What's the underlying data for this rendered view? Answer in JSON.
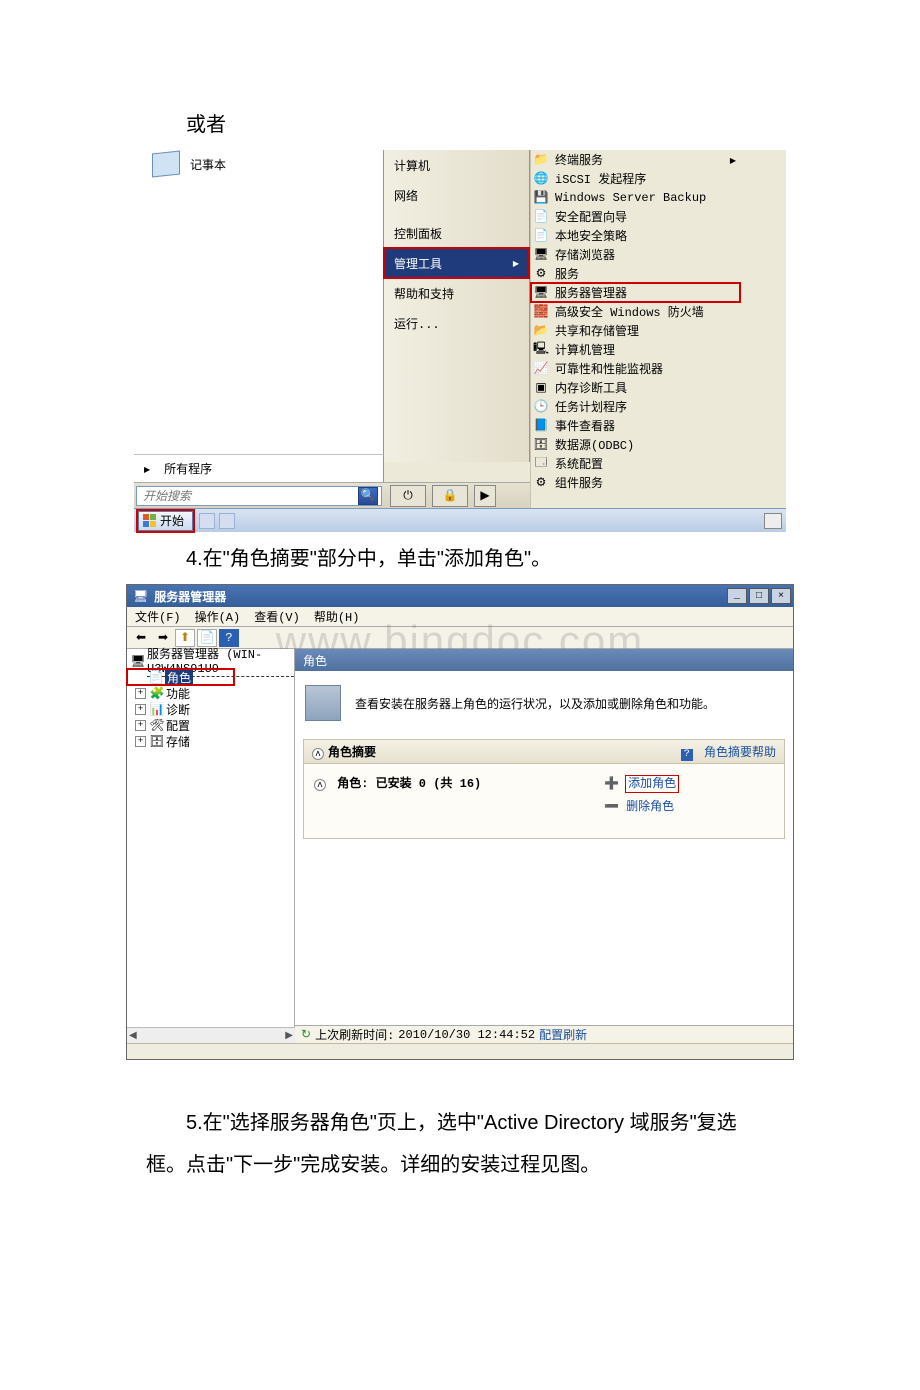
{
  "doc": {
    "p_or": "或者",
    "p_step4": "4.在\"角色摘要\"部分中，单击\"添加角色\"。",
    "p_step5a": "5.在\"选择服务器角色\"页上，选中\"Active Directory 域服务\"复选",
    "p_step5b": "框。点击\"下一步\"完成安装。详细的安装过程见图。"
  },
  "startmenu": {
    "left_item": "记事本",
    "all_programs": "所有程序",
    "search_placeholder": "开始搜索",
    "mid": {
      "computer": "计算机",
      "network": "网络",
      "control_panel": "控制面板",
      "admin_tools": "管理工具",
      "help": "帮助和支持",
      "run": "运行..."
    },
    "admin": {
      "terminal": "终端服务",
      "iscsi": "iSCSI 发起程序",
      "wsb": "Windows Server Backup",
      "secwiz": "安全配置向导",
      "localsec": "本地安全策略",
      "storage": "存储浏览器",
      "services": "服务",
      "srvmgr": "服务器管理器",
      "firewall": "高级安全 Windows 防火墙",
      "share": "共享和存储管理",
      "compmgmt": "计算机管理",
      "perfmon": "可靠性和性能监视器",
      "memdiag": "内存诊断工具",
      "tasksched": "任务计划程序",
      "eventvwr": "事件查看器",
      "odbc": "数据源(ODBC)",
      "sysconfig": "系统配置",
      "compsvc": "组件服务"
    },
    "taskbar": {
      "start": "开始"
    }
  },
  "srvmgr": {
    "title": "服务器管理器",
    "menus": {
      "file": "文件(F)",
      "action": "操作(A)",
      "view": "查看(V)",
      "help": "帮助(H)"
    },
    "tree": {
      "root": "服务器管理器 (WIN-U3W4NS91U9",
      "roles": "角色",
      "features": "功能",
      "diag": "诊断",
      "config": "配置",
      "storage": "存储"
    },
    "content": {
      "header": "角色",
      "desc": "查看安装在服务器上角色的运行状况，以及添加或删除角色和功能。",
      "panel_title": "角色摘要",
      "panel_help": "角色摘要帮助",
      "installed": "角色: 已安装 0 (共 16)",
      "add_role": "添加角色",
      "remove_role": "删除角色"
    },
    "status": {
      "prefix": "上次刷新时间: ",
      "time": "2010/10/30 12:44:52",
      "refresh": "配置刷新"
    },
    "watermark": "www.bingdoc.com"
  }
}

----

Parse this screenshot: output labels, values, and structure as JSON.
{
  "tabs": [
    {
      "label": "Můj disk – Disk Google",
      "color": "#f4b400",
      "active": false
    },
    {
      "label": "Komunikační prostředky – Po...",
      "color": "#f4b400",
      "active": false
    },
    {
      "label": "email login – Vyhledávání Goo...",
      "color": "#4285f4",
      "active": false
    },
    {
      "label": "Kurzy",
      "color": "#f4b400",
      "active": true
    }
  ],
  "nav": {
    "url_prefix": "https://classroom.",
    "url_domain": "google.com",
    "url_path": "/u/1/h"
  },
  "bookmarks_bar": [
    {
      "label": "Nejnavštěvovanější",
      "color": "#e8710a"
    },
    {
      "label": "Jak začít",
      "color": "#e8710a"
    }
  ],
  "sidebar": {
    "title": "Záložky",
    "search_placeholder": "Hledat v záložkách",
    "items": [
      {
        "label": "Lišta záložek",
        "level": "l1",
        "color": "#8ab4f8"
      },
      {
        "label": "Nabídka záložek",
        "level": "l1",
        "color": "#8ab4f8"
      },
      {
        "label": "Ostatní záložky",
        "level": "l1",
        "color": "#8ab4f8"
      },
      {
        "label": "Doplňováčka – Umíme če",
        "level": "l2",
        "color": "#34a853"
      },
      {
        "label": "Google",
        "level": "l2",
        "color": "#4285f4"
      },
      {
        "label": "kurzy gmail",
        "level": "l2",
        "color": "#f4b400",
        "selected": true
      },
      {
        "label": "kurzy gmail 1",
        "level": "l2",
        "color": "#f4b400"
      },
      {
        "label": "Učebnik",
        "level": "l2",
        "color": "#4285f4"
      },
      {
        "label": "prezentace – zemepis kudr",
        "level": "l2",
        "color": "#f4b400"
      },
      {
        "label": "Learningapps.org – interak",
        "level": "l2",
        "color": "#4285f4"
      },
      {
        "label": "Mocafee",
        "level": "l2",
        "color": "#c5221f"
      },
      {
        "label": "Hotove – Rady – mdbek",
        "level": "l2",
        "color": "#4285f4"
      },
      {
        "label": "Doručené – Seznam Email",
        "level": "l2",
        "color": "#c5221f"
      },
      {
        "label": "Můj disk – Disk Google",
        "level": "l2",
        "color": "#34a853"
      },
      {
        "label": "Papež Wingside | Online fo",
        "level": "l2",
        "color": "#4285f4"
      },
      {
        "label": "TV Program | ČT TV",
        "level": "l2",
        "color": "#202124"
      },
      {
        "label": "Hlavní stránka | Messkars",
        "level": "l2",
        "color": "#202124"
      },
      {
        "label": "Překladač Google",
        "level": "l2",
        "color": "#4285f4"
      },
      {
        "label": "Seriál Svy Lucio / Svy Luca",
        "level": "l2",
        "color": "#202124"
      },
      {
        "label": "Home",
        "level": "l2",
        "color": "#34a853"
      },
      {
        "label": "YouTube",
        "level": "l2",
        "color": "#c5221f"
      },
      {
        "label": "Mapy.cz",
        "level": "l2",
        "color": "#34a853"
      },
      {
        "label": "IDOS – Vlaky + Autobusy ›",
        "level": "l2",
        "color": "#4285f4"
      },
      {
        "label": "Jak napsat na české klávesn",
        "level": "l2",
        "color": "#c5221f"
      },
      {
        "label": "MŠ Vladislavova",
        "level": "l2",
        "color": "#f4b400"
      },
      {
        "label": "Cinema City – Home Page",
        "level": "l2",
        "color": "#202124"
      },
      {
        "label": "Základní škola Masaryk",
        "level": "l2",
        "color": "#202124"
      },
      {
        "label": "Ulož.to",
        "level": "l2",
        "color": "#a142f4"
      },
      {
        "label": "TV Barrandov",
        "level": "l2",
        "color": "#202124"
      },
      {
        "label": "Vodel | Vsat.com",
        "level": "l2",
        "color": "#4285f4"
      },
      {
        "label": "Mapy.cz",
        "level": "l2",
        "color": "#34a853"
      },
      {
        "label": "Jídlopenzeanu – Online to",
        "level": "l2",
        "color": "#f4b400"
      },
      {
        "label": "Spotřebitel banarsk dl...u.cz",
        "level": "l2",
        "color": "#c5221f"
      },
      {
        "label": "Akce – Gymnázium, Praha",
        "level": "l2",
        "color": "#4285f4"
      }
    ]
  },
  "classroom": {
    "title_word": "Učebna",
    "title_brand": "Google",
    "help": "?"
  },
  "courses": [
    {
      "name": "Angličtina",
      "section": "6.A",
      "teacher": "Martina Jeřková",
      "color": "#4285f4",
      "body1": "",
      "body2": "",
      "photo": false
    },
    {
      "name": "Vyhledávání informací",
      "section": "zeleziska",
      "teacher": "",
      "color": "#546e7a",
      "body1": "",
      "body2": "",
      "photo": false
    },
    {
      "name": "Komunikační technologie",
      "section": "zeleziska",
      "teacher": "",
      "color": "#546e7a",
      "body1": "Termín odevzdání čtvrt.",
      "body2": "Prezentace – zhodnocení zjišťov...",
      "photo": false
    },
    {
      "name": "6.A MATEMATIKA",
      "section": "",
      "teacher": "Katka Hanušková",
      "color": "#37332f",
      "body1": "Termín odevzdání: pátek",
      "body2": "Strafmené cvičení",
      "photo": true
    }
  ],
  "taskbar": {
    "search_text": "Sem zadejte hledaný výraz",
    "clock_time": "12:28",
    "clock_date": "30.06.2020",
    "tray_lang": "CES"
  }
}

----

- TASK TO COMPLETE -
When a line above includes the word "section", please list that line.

- EXERCISE ANSWER -
      "section": "6.A",
      "section": "zeleziska",
      "section": "zeleziska",
      "section": "",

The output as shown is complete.